The Myths of The Undeserving Poor and The Evil Tory

Letter to my (former) biographer; sacked without furlough from that position on after the start of the #PandemicEra in 2020:

13th May 2020

Dear Chris

What’s optimal for our developing our political perspective is talking in your kitchen IMHO so how about a conversation sometime to unfold what the different political approaches are, rather than just Facebook?

I’ll put forward that a major shortcoming of the Tories is they believe in what the Local Treasure of St Leonards & food bank co-ordinator,Natalie Williams, has written about in her book “The Myth Of The Undeserving Poor - A Christian Response to poverty in Britain today”

The mirror shortcoming of Labour I provisionally label “The Myth of The Evil Tory; our compassion doesn’t extend to hearing any one of them; we have our ‘enemy image’ to maintain”

There is a secondary problem in trying to change the government by backing the left. NB - an outdated paradigm the left-right one needing to be superseded by the interconnectedness perspective that I believe is the only way to turn around ecological doomsdays on the horizon.

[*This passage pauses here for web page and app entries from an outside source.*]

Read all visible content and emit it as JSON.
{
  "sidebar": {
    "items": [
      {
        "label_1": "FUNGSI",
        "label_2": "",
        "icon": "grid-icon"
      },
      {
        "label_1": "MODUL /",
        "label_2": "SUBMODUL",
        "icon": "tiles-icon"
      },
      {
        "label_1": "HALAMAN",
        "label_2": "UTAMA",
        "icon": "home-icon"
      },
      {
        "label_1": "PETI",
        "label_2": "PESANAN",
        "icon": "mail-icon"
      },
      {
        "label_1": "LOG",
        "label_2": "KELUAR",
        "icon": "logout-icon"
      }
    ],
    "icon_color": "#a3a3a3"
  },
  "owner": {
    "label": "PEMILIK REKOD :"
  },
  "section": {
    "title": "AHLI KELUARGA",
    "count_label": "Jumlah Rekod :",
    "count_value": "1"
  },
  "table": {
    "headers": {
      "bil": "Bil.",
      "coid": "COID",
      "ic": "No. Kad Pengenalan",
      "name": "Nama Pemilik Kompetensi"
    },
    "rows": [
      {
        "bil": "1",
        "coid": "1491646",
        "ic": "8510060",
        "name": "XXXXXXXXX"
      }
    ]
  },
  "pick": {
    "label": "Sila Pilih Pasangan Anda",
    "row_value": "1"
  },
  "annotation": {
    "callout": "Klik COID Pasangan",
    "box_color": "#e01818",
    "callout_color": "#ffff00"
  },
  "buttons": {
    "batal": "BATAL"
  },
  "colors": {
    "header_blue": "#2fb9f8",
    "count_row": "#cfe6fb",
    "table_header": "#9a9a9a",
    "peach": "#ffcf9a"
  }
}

The “baggage” that comes with the left these days doesn’t cut it on the estates; the example I give being this tweet from  @LonsdaleKeith replying to @Keir_Starmer: "Thank goodness you lot didn't win in December. We'd have no PPE, no Nightingale hospitals but, diversity managers on every ward." )

I really don’t want you (& all those you symbolise to me) to put great effort into Tory-hating and achieve so little in electoral terms all over again!
There is a way that saves more lives by practising what is so poorly labelled #NVC - nonviolent communication. With roots including the Indian Cultural Inheritance exemplified by Gandhi of ahimsa (non-harm) and the masterly recognition and development of the emotional intelligence of “needs consciousness”, please don’t mistake nonviolence for “being nice”. (On request I’ll send you the link to 180(?) ways to protest nonviolently). So, now we’ve established that nonviolent communication (often called “compassionate communication” or similar) is not the “nice”, in the pejorative sense of that word, thing you imagine it to be, please invest an hour at least in finding what has been one of the two most valuable discoveries of my life. As I continue to attempt to channel Marshall Rosenberg (who founded I gain in confidence to truly hold anyone (& especially myself on the political stageto account. What opens up, especially once others come on board, is the transformative possibilities of creating solutions where there were apparently incompatible agendas:
P.S. I’m working on bringing into being a book called “The Myth of The Evil Tory”.Chapter 1 has this provisional title!: How the BBC ran with the Hastings Labour Candidate’s misrepresentation of what the Conservative Candidate had said on disability and the minimum wage.

Here’s the playlist of 5th December 2019 Hustings onwards

1 comment:

Maybrick44 said...

I think it is is HIGH time someone in academia said something like this!

I feel you are both correct and brave to highlight the wghat I call 'traditional weaknesses' of The Labour and Conservative Parties.

I do not for a moment think that Tory party members are evil nor do I think them uncaring. With Tories it os more about failing to understand that not everyone in the world is cut out for either 'making their own way in the world' or 'running a business'. Those who fall into either category appear to them to be lazy or 'workshy' but in reality it is simoply a case of round peg - square hole! Entreprenuers always take the attitude 'If I can do it so can you!' But this is to underestimate their talents and overestimate others!
We are all good at some things and LOUSY at others - try putting Boris on stage at The Albert Hall and getting him to sing Nessun Dorma, for example! What Boris? You don't want to do that! well, I CAN so you just can't be bothered!

See what I mean?

Equally, The Labour Party always seem to think that those who do well for themselves should support all and sundry - regardless of whether they are deserving or not. It is a fact, sadly that many people make bad choices and some - not all- do end up at the bottom because of those choices. Of course we should all try to help people like that to re-build their lives and get back on the right track but any support we give HAS to come with a commitment from that person to make an effort to change. It simply is not fair to expect people who are rich to just keep on 'bailing everyone out'. If (as many of these people have) they have worked 80plus hours a week for years to get where they are and become better off because of that then why shouldn't they be better off than most?

What I am trying to say is that there has to be a balance that takes in caring/sharing and the carrot of hard work/ and life advancement. No-one can do everything, which is why we all need each other - we as a society just need to find ways of appreciating what it is each one of us does more and not always thinking of a persons contribution in terms of money.

The only way forward to achieve this is by the 'kinder politics' you put forward Paul. Honest communication designed to resolve issues for the benefit of all and not just the political aims of one party or another.